* DIRECTIONS FOR THIS TASK: For the data below, the lines that hold "name" should be counted; only the resulting number is expected.

Website and app data records:
####
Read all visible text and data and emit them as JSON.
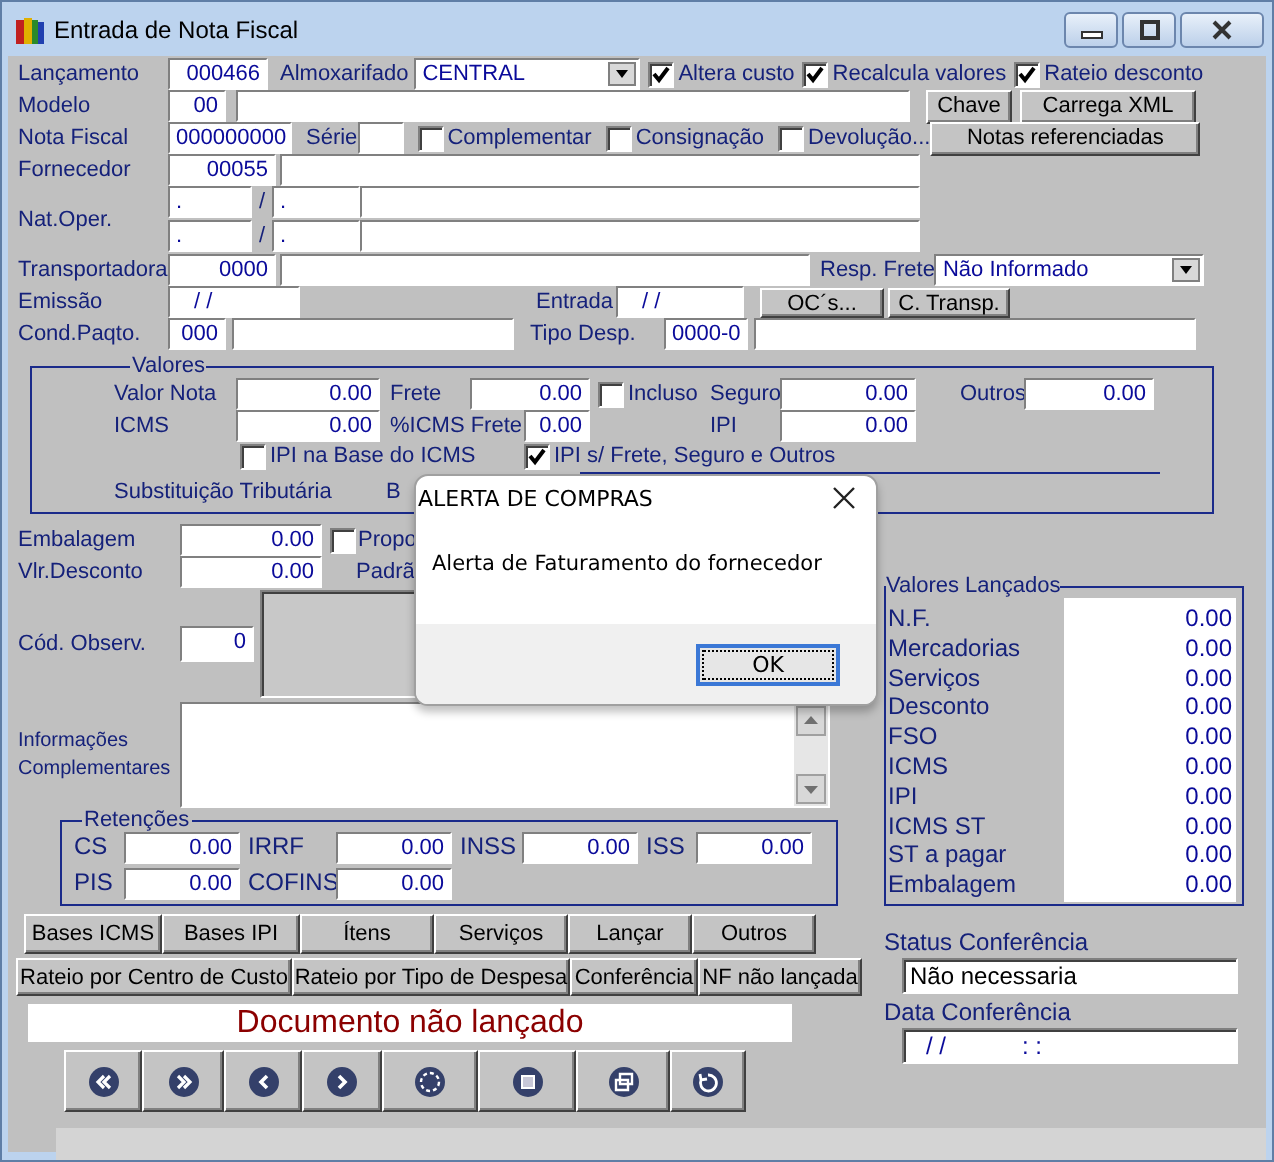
{
  "window": {
    "title": "Entrada de Nota Fiscal"
  },
  "header": {
    "lancamento": {
      "label": "Lançamento",
      "value": "000466"
    },
    "almoxarifado": {
      "label": "Almoxarifado",
      "value": "CENTRAL"
    },
    "flags": [
      {
        "label": "Altera custo",
        "checked": true
      },
      {
        "label": "Recalcula valores",
        "checked": true
      },
      {
        "label": "Rateio desconto",
        "checked": true
      }
    ],
    "modelo": {
      "label": "Modelo",
      "code": "00"
    },
    "xml_buttons": [
      "Chave",
      "Carrega XML"
    ],
    "nota_fiscal": {
      "label": "Nota Fiscal",
      "value": "000000000"
    },
    "serie": {
      "label": "Série"
    },
    "nf_types": [
      {
        "label": "Complementar",
        "checked": false
      },
      {
        "label": "Consignação",
        "checked": false
      },
      {
        "label": "Devolução...",
        "checked": false
      }
    ],
    "notas_button": "Notas referenciadas",
    "fornecedor": {
      "label": "Fornecedor",
      "code": "00055"
    },
    "nat_oper": {
      "label": "Nat.Oper.",
      "lines": [
        {
          "cfop": ".",
          "separator": "/",
          "cfop_2": "."
        },
        {
          "cfop": ".",
          "separator": "/",
          "cfop_2": "."
        }
      ]
    },
    "transportadora": {
      "label": "Transportadora",
      "code": "0000"
    },
    "resp_frete": {
      "label": "Resp. Frete",
      "value": "Não Informado"
    },
    "emissao": {
      "label": "Emissão",
      "value": "/ /"
    },
    "entrada": {
      "label": "Entrada",
      "value": "/ /"
    },
    "date_buttons": [
      "OC´s...",
      "C. Transp."
    ],
    "cond_pagto": {
      "label": "Cond.Paqto.",
      "code": "000"
    },
    "tipo_desp": {
      "label": "Tipo Desp.",
      "code": "0000-0"
    }
  },
  "valores": {
    "title": "Valores",
    "valor_nota": {
      "label": "Valor Nota",
      "value": "0.00"
    },
    "frete": {
      "label": "Frete",
      "value": "0.00"
    },
    "incluso": {
      "label": "Incluso",
      "checked": false
    },
    "seguro": {
      "label": "Seguro",
      "value": "0.00"
    },
    "outros": {
      "label": "Outros",
      "value": "0.00"
    },
    "icms": {
      "label": "ICMS",
      "value": "0.00"
    },
    "icms_frete": {
      "label": "%ICMS Frete",
      "value": "0.00"
    },
    "ipi": {
      "label": "IPI",
      "value": "0.00"
    },
    "ipi_base_icms": {
      "label": "IPI na Base do ICMS",
      "checked": false
    },
    "ipi_frete": {
      "label": "IPI s/ Frete, Seguro e Outros",
      "checked": true
    },
    "substituicao": "Substituição Tributária",
    "column_2": "B"
  },
  "embalagem": {
    "label": "Embalagem",
    "value": "0.00"
  },
  "proporcional": {
    "label": "Propo",
    "checked": false
  },
  "vlr_desconto": {
    "label": "Vlr.Desconto",
    "value": "0.00"
  },
  "padrao_label": "Padrã",
  "observacao": {
    "label": "Cód. Observ.",
    "code": "0"
  },
  "informacoes": {
    "label": "Informações Complementares"
  },
  "retencoes": {
    "title": "Retenções",
    "fields": [
      {
        "label": "CS",
        "value": "0.00"
      },
      {
        "label": "IRRF",
        "value": "0.00"
      },
      {
        "label": "INSS",
        "value": "0.00"
      },
      {
        "label": "ISS",
        "value": "0.00"
      },
      {
        "label": "PIS",
        "value": "0.00"
      },
      {
        "label": "COFINS",
        "value": "0.00"
      }
    ]
  },
  "valores_lancados": {
    "title": "Valores Lançados",
    "rows": [
      {
        "label": "N.F.",
        "value": "0.00"
      },
      {
        "label": "Mercadorias",
        "value": "0.00"
      },
      {
        "label": "Serviços",
        "value": "0.00"
      },
      {
        "label": "Desconto",
        "value": "0.00"
      },
      {
        "label": "FSO",
        "value": "0.00"
      },
      {
        "label": "ICMS",
        "value": "0.00"
      },
      {
        "label": "IPI",
        "value": "0.00"
      },
      {
        "label": "ICMS ST",
        "value": "0.00"
      },
      {
        "label": "ST a  pagar",
        "value": "0.00"
      },
      {
        "label": "Embalagem",
        "value": "0.00"
      }
    ]
  },
  "status_conferencia": {
    "label": "Status Conferência",
    "value": "Não necessaria"
  },
  "data_conferencia": {
    "label": "Data Conferência",
    "date": "/ /",
    "time": ": :"
  },
  "action_buttons": [
    "Bases ICMS",
    "Bases IPI",
    "Ítens",
    "Serviços",
    "Lançar",
    "Outros"
  ],
  "rateio_buttons": [
    "Rateio por Centro de Custo",
    "Rateio por Tipo de Despesa",
    "Conferência",
    "NF não lançada"
  ],
  "document_status": "Documento não lançado",
  "nav_buttons": [
    {
      "kind": "first"
    },
    {
      "kind": "last"
    },
    {
      "kind": "prev"
    },
    {
      "kind": "next"
    },
    {
      "kind": "new"
    },
    {
      "kind": "delete"
    },
    {
      "kind": "copy"
    },
    {
      "kind": "undo"
    }
  ],
  "dialog": {
    "title": "ALERTA DE COMPRAS",
    "message": "Alerta de Faturamento do fornecedor",
    "button": "OK"
  }
}
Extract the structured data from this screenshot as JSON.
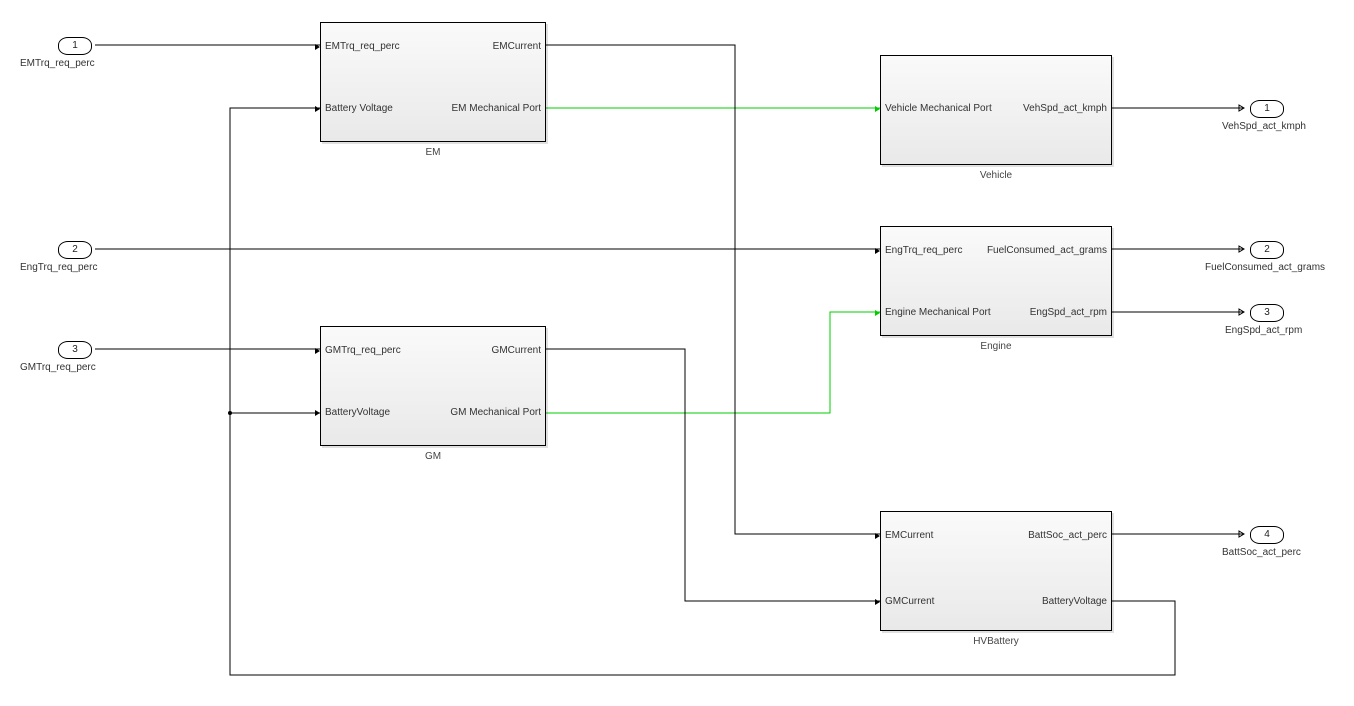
{
  "inports": {
    "p1": {
      "num": "1",
      "label": "EMTrq_req_perc"
    },
    "p2": {
      "num": "2",
      "label": "EngTrq_req_perc"
    },
    "p3": {
      "num": "3",
      "label": "GMTrq_req_perc"
    }
  },
  "outports": {
    "o1": {
      "num": "1",
      "label": "VehSpd_act_kmph"
    },
    "o2": {
      "num": "2",
      "label": "FuelConsumed_act_grams"
    },
    "o3": {
      "num": "3",
      "label": "EngSpd_act_rpm"
    },
    "o4": {
      "num": "4",
      "label": "BattSoc_act_perc"
    }
  },
  "blocks": {
    "em": {
      "name": "EM",
      "in1": "EMTrq_req_perc",
      "in2": "Battery Voltage",
      "out1": "EMCurrent",
      "out2": "EM Mechanical Port"
    },
    "gm": {
      "name": "GM",
      "in1": "GMTrq_req_perc",
      "in2": "BatteryVoltage",
      "out1": "GMCurrent",
      "out2": "GM Mechanical Port"
    },
    "vehicle": {
      "name": "Vehicle",
      "in1": "Vehicle Mechanical Port",
      "out1": "VehSpd_act_kmph"
    },
    "engine": {
      "name": "Engine",
      "in1": "EngTrq_req_perc",
      "in2": "Engine Mechanical Port",
      "out1": "FuelConsumed_act_grams",
      "out2": "EngSpd_act_rpm"
    },
    "battery": {
      "name": "HVBattery",
      "in1": "EMCurrent",
      "in2": "GMCurrent",
      "out1": "BattSoc_act_perc",
      "out2": "BatteryVoltage"
    }
  }
}
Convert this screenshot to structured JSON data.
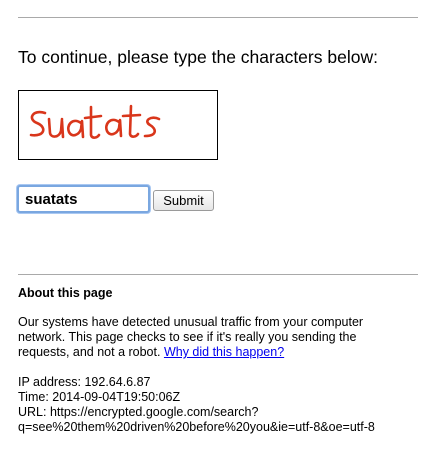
{
  "page": {
    "prompt": "To continue, please type the characters below:",
    "captcha": {
      "text": "suatats",
      "color": "#d9361b"
    },
    "answer_input": {
      "value": "suatats",
      "focus_color": "#7aa7e0"
    },
    "submit_label": "Submit"
  },
  "about": {
    "heading": "About this page",
    "lines": [
      "Our systems have detected unusual traffic from your computer",
      "network. This page checks to see if it's really you sending the",
      "requests, and not a robot. "
    ],
    "why_link": "Why did this happen?",
    "link_color": "#0000ee",
    "ip_line": "IP address: 192.64.6.87",
    "time_line": "Time: 2014-09-04T19:50:06Z",
    "url_line": "URL: https://encrypted.google.com/search?",
    "query_line": "q=see%20them%20driven%20before%20you&ie=utf-8&oe=utf-8"
  }
}
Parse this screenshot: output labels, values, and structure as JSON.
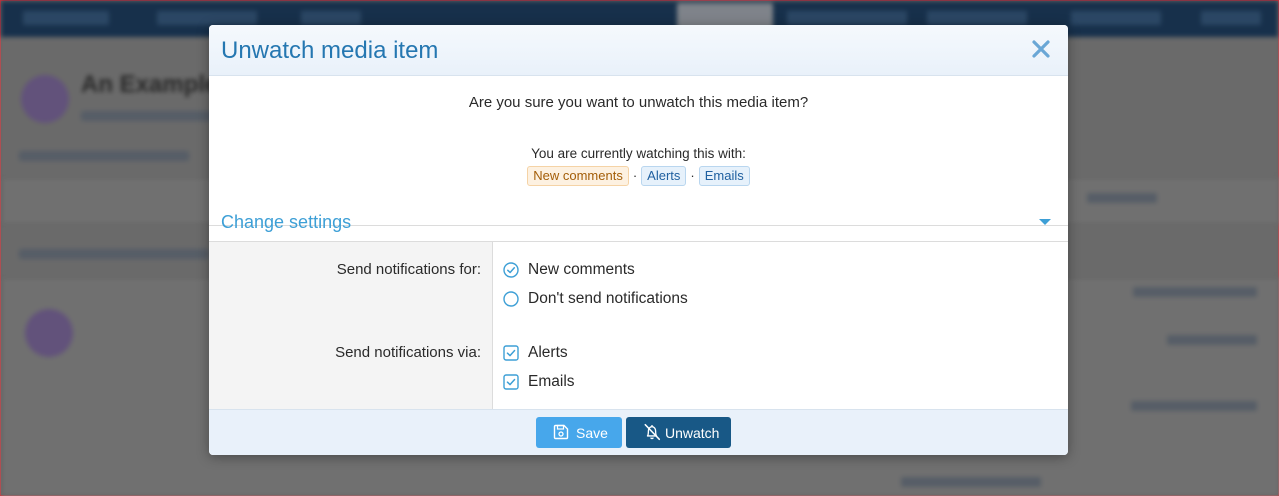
{
  "background": {
    "page_title": "An Example"
  },
  "modal": {
    "title": "Unwatch media item",
    "question": "Are you sure you want to unwatch this media item?",
    "watching_text": "You are currently watching this with:",
    "watching_tags": [
      "New comments",
      "Alerts",
      "Emails"
    ],
    "separator": "·",
    "change_settings": "Change settings",
    "notify_for_label": "Send notifications for:",
    "notify_for_options": [
      {
        "label": "New comments",
        "selected": true
      },
      {
        "label": "Don't send notifications",
        "selected": false
      }
    ],
    "notify_via_label": "Send notifications via:",
    "notify_via_options": [
      {
        "label": "Alerts",
        "checked": true
      },
      {
        "label": "Emails",
        "checked": true
      }
    ],
    "save_label": "Save",
    "unwatch_label": "Unwatch"
  },
  "icons": {
    "close": "close-icon",
    "caret": "chevron-down-icon",
    "save": "save-icon",
    "unwatch": "bell-slash-icon"
  },
  "colors": {
    "accent": "#2577b1",
    "link": "#3d9fd6",
    "save_button": "#47a7eb",
    "unwatch_button": "#185886"
  }
}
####
* EXERCISE SOLUTION: 5